  5. Prepare the closing or settlement sheet, which lists the purchase price and all costs and price adjustments to be paid by or credited to the seller and buyer. Your attorney will prepare this sheet unless your sale is closing through an escrow agent, in which case it will be prepared by the escrow office.


Step 9. Schedule the Close

  1. Schedule the closing when all parties are available and preferably during morning hours when banks and government offices are open;

  2. Close the last day of the quarter, month or pay period to simplify proration of expenses;

  3. Here’s who may attend:

    • You and any owners of your business;

    • Spouse and spouses of other owners and buyers;

    • Third-party loan guarantors (if any)

    • Your and your buyer’s attorney;

    • Your escrow agent, if any;

    • Others whose signatures will be required.


Step 10. Close the Deal

On closing day, here’s what to expect. You’ll likely take the following steps:

  1. Sign the purchase and sale agreement;

  2. Sign loan documents;

  3. Sign forms to transfer patents, trademarks, copyrights and other intellectual property assets;

  4. Sign lease-transfer, vehicle ownership-transfer, franchise, and other asset transfers;

  5. Sign succession, seller consulting, employment, and/or non-competition agreements

  6. Sign the bill of sale;

  7. Sign articles of amendment to change the name of the business. This allows the buyer to amend the working name used during the purchase process to the name purchased;

  8. Agree to the Asset Acquisition Statement, IRS Form 8594, which you and the buyer must attach, showing the identical allocation, to your federal income tax return.


Step 11. Get Paid

Receive the buyer’s payment for the purchase price in full or for a sizable down payment, depending on the payment terms you negotiated.

  • If your sale will close in an escrow office will:

    • Provide instructions provided once the escrow account was established;

    • Confirm that all obligations and contingencies have been satisfied;
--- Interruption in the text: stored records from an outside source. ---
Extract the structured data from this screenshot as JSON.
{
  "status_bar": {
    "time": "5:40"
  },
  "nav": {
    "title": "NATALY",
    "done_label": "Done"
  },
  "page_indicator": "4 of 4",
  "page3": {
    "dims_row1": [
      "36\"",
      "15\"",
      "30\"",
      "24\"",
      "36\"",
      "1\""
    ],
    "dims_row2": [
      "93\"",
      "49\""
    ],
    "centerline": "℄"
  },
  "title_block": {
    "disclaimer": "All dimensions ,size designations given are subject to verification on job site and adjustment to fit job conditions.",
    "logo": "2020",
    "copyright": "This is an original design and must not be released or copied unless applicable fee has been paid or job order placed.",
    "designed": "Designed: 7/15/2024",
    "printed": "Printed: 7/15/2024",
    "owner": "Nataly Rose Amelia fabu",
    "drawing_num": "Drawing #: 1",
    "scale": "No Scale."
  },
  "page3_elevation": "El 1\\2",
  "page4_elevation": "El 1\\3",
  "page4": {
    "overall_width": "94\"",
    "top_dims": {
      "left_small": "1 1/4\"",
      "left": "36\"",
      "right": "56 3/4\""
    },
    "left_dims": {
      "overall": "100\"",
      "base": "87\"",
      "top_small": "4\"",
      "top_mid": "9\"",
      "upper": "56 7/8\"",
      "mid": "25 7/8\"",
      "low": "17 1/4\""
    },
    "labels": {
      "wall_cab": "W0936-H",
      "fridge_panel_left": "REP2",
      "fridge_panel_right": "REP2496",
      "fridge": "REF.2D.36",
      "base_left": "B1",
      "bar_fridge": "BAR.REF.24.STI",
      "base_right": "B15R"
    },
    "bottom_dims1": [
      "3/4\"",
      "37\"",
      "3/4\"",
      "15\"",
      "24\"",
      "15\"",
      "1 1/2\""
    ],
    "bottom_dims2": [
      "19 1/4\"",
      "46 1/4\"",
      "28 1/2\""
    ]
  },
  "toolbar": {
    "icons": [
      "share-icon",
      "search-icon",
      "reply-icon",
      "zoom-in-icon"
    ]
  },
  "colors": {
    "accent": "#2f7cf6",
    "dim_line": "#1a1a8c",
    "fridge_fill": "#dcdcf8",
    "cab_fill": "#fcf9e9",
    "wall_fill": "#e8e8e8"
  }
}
    • You and the buyer will sign closing documents;

    • The escrow agent will transfer funds and record the sale.

  • If your sale will close in an attorney’s office:
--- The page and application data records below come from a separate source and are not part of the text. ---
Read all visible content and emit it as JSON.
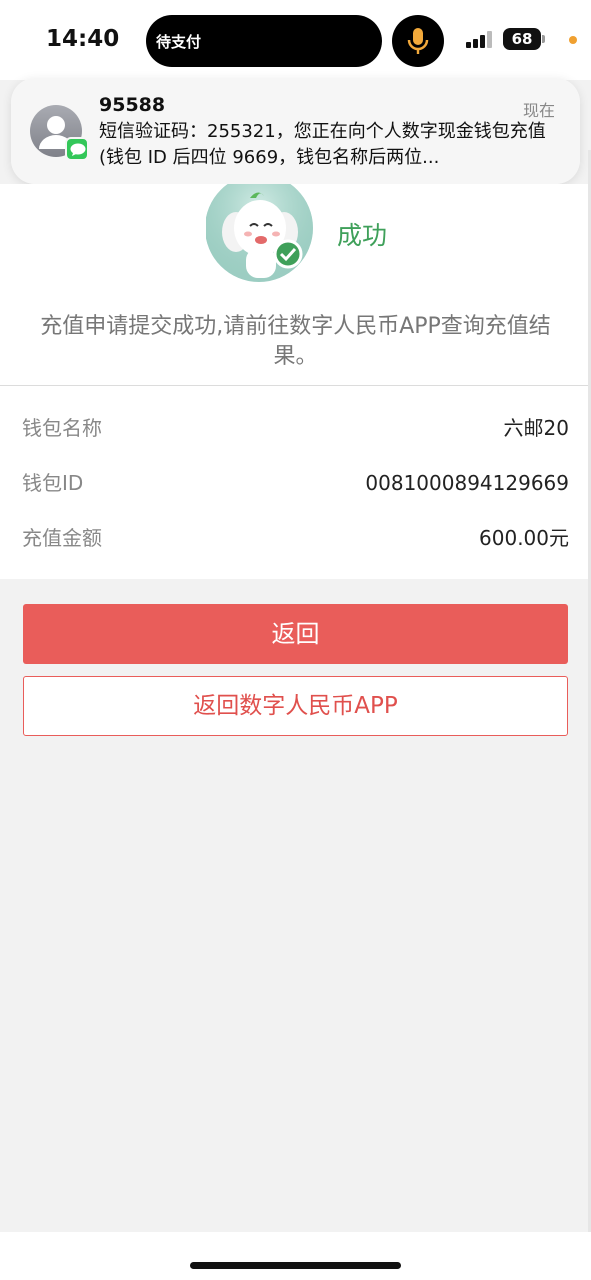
{
  "status_bar": {
    "time": "14:40",
    "island_label": "待支付",
    "battery": "68",
    "mic_color": "#f2a93b",
    "icons": [
      "mic-icon",
      "signal-icon",
      "battery-icon"
    ]
  },
  "notification": {
    "sender": "95588",
    "time": "现在",
    "body": "短信验证码：255321，您正在向个人数字现金钱包充值 (钱包 ID 后四位 9669，钱包名称后两位...",
    "icons": [
      "contact-avatar-icon",
      "messages-app-icon"
    ]
  },
  "result": {
    "status": "成功",
    "message": "充值申请提交成功,请前往数字人民币APP查询充值结果。",
    "status_color": "#3fa05a",
    "icon": "elephant-mascot-success-icon"
  },
  "details": [
    {
      "label": "钱包名称",
      "value": "六邮20"
    },
    {
      "label": "钱包ID",
      "value": "0081000894129669"
    },
    {
      "label": "充值金额",
      "value": "600.00元"
    }
  ],
  "buttons": {
    "back": "返回",
    "back_to_app": "返回数字人民币APP",
    "accent_color": "#e95d5a"
  }
}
    • Your attorney’s review the purchase and sale agreement;

    • All parties address outstanding obligations or contingencies;

    • All parties meet to sign documents and transfer funds;


And, with that, your deal is done!  But your involvement isn’t over. You still have to announce the sale and take care of long lists of details and legal items to formally transfer your business and help the transition to the new owner.

DISCLAIMER. This information is provided for use by Beachton Capital Partners clients and prospects. This information does not constitute legal advice or opinions of any kind. Your use of this information is at your own risk, and you should first seek legal advice.  No lawyer-client, advisory, fiduciary or other relationship exists between Beachton Capital Partners, K Squared Fund and any person accessing or otherwise using our sample documents. Beachton Capital Partners, K Squared Fund and its affiliates (and any of their respective directors, officers, agents, contractors, interns, suppliers and employees) will not be liable for any damages, losses or causes of action of any nature arising from any use of any of the content or the provision of said documents.